--- Data section ---
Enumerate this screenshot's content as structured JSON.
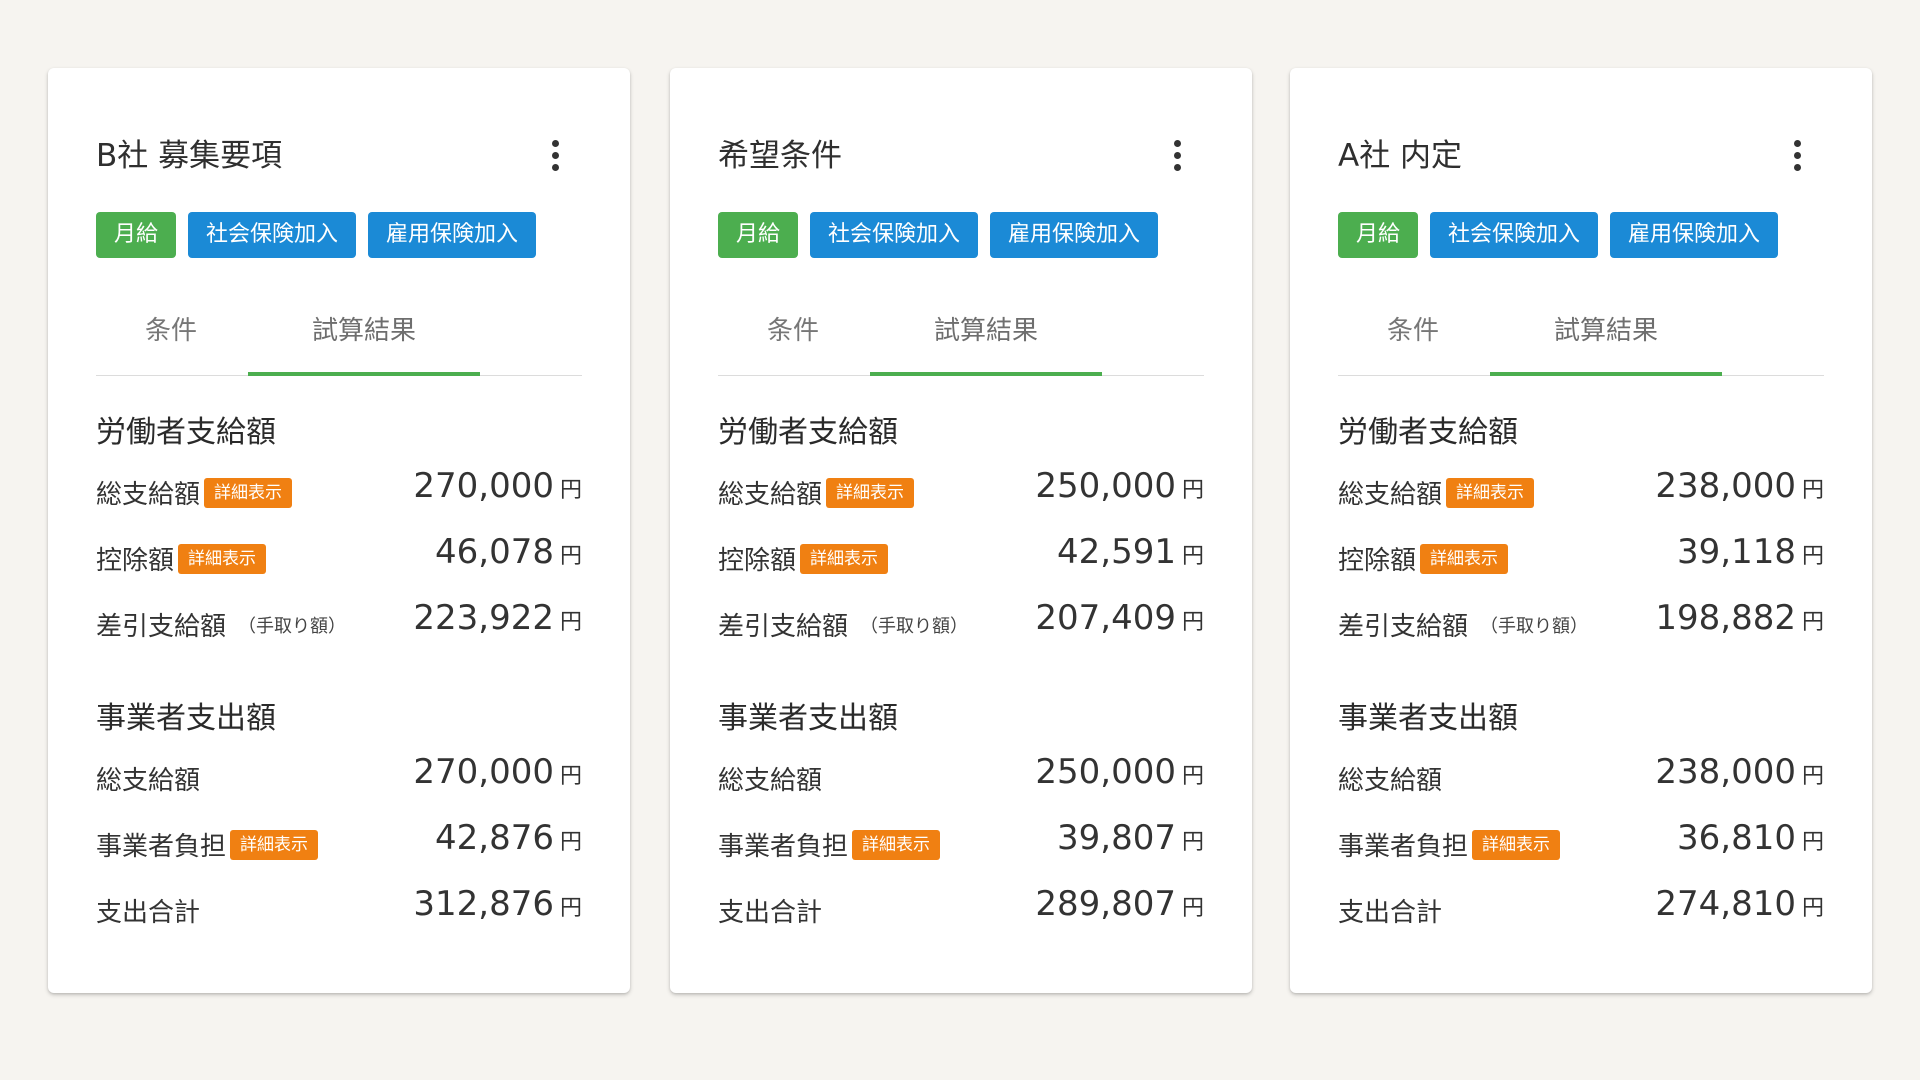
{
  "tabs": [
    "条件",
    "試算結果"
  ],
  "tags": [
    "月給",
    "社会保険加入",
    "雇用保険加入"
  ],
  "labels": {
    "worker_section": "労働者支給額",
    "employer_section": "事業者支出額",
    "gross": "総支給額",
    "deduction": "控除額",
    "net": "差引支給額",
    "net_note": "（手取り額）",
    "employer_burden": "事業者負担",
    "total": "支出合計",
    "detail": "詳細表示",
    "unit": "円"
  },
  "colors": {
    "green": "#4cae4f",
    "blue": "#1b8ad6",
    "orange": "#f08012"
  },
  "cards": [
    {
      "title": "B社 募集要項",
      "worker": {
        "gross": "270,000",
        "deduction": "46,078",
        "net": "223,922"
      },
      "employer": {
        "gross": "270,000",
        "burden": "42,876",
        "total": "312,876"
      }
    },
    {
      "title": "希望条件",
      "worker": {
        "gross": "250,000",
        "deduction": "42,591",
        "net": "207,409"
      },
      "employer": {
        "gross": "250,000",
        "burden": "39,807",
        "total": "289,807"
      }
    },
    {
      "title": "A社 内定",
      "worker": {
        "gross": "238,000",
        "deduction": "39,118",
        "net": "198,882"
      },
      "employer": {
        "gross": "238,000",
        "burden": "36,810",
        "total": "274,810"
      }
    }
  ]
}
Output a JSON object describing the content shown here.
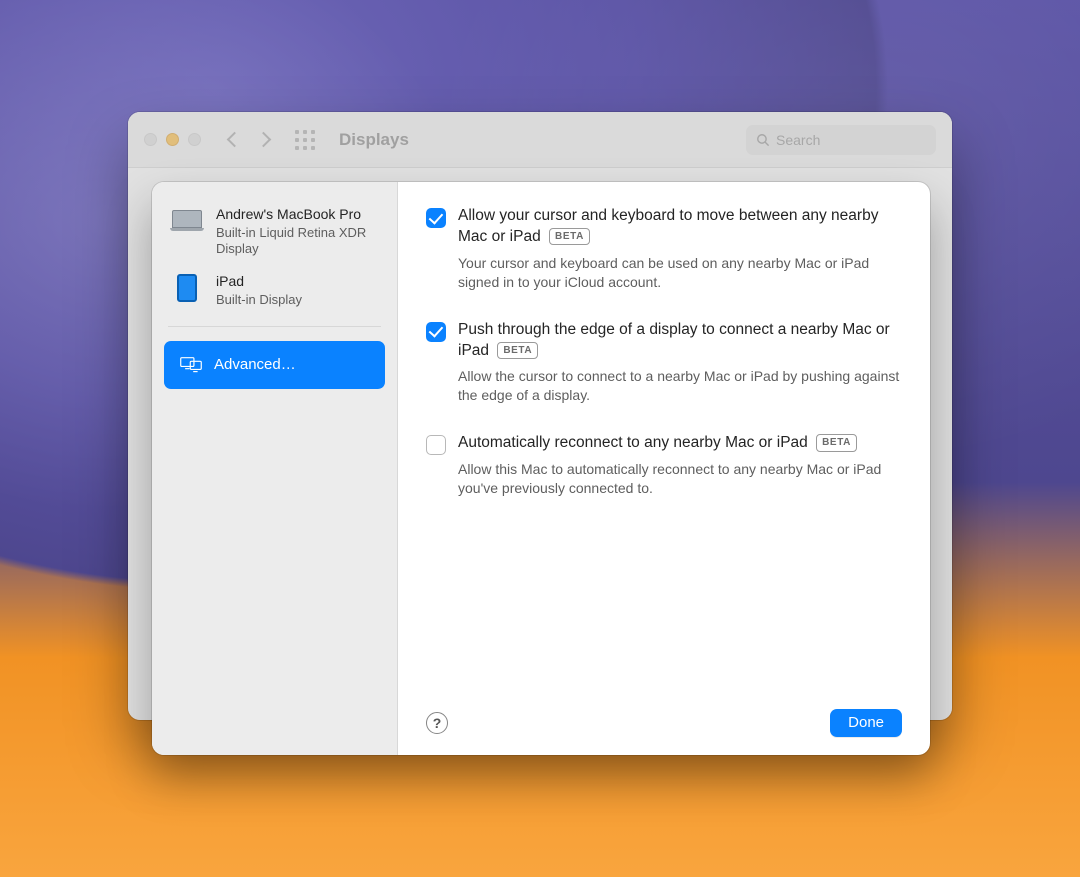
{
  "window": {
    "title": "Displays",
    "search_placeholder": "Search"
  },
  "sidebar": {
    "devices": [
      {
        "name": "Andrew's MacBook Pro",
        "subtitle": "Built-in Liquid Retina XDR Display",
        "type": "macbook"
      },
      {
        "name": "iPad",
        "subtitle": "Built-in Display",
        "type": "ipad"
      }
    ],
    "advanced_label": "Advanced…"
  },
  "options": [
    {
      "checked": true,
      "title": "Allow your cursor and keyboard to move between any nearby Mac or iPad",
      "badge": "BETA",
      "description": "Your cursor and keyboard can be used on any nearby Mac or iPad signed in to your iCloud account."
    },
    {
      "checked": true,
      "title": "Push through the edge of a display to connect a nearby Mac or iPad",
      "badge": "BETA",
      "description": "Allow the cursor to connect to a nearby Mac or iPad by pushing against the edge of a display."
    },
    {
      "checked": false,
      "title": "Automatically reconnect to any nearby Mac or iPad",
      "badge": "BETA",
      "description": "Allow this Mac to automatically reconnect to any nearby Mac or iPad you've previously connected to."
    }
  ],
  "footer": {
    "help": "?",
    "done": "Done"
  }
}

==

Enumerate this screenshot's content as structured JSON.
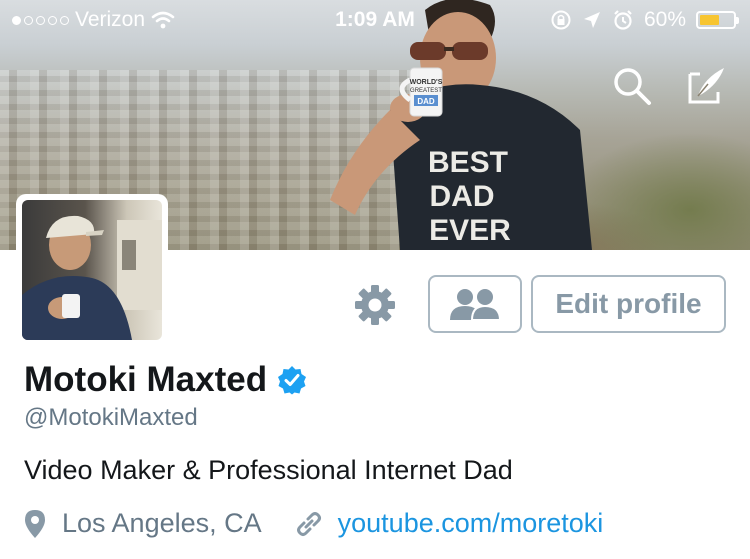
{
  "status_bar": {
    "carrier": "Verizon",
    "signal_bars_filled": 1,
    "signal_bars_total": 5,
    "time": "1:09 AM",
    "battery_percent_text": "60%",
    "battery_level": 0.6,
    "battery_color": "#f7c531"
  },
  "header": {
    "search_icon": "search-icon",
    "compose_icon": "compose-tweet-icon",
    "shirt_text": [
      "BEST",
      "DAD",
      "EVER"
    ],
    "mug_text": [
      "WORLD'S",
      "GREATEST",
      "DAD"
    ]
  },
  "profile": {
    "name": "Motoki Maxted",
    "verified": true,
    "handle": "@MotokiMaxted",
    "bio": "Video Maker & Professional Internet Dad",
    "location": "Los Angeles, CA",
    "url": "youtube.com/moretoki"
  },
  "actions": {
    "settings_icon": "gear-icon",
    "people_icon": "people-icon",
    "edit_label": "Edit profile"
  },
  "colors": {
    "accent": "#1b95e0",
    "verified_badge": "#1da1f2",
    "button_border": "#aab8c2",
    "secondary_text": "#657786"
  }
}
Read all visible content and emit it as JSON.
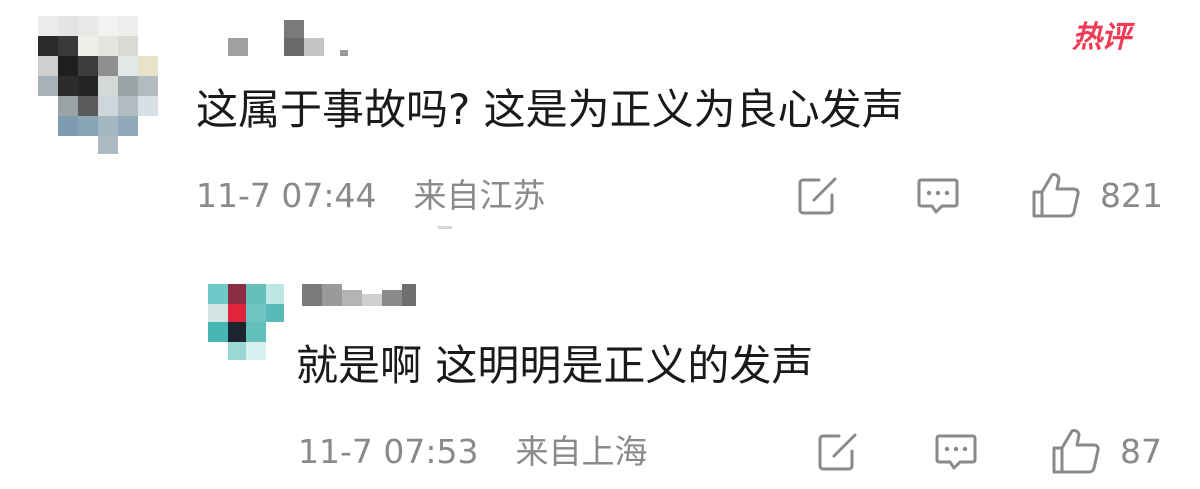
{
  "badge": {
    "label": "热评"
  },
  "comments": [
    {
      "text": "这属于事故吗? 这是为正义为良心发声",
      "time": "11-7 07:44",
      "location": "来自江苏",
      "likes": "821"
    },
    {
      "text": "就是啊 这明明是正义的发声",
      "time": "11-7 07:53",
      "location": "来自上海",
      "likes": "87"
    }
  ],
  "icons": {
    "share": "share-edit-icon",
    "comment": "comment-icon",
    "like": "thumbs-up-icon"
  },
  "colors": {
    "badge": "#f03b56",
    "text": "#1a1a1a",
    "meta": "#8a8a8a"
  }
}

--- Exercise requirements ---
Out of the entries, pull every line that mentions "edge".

--- Expected answer ---
      "title": "Push through the edge of a display to connect a nearby Mac or iPad",
      "description": "Allow the cursor to connect to a nearby Mac or iPad by pushing against the edge of a display."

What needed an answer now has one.